As will be discussed in my next blog post, my goal is to move toward an always accessible electronic litigation file and a virtually paperless office. However, the reality is that I still find the need to take old fashioned handwritten notes in depositions, meetings, interviews and fact finding situations. While in theory I could take notes on my laptop, I find that taking handwritten notes is less distracting than typing and creates less of a barrier between myself and the person(s) with whom I am interacting. Unfortunately, use of the traditional yellow legal pad tends to result in banker’s boxes full of half used pads that are relatively inaccessible, unorganized, unsearchable, and therefore relatively useless.
For iPad users, an alternative to the yellow lgal pad is the use one of the many note taking applications on the market that allow the creation and storage of electronic notes. I have spent much time hands on time with the top selling programs to determine which of the hand note-taking applications fit best in my practice. I have used the following note-taking applications: Note Taker HD, Notes Plus, UPAD, PaperDesk, PhatPad and of course, Penultimate, the previous Hytech Lawyer recommended application.

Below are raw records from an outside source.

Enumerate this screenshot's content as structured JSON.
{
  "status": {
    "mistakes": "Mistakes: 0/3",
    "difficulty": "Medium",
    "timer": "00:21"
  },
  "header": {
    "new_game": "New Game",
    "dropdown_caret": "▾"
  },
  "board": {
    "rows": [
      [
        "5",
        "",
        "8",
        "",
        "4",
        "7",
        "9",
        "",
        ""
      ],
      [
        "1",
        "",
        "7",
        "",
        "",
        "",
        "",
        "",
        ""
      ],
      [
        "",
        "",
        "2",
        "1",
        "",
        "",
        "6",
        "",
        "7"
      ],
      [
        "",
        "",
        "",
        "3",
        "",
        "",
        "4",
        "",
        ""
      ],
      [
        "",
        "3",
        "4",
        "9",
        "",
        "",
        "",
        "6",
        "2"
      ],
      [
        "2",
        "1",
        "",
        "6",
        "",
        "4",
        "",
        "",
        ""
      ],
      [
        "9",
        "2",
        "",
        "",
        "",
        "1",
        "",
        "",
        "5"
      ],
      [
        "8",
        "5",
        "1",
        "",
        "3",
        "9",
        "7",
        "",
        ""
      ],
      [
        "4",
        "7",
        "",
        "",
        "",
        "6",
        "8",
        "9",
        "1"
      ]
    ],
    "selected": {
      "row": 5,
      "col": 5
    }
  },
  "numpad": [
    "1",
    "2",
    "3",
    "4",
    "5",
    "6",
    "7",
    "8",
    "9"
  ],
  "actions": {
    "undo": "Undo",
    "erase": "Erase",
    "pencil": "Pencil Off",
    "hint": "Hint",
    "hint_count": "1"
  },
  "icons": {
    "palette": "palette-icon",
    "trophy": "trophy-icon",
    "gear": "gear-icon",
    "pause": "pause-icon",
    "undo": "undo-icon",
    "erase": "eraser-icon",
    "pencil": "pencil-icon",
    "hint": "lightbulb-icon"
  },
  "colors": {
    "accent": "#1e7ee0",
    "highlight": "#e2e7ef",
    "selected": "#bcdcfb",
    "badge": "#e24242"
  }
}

Penultimate is now our clear # 2 choice. Our new top choice is UPAD (App Store $4.99). Having used the application regularly for the past two months, I have found UPAD to be the most user friendly and intuitive of the tablet handwriting note taking programs. It has many paper choices, allows creation of multiple folders, the addition of typewritten text (to allow searching) and permits sharing of files via printing or email as a PDF. There is currently no direct Dropbox integration (I am sure this must be in the works), but you can use Dropbox indirectly by opening PDF notes with Goodreader and then accessing Dropbox.
Rather than reinvent the wheel, I refer you to the attached application review by Julia Altermann that does a great job discussing UPAD’s many features and why it is the best of the field: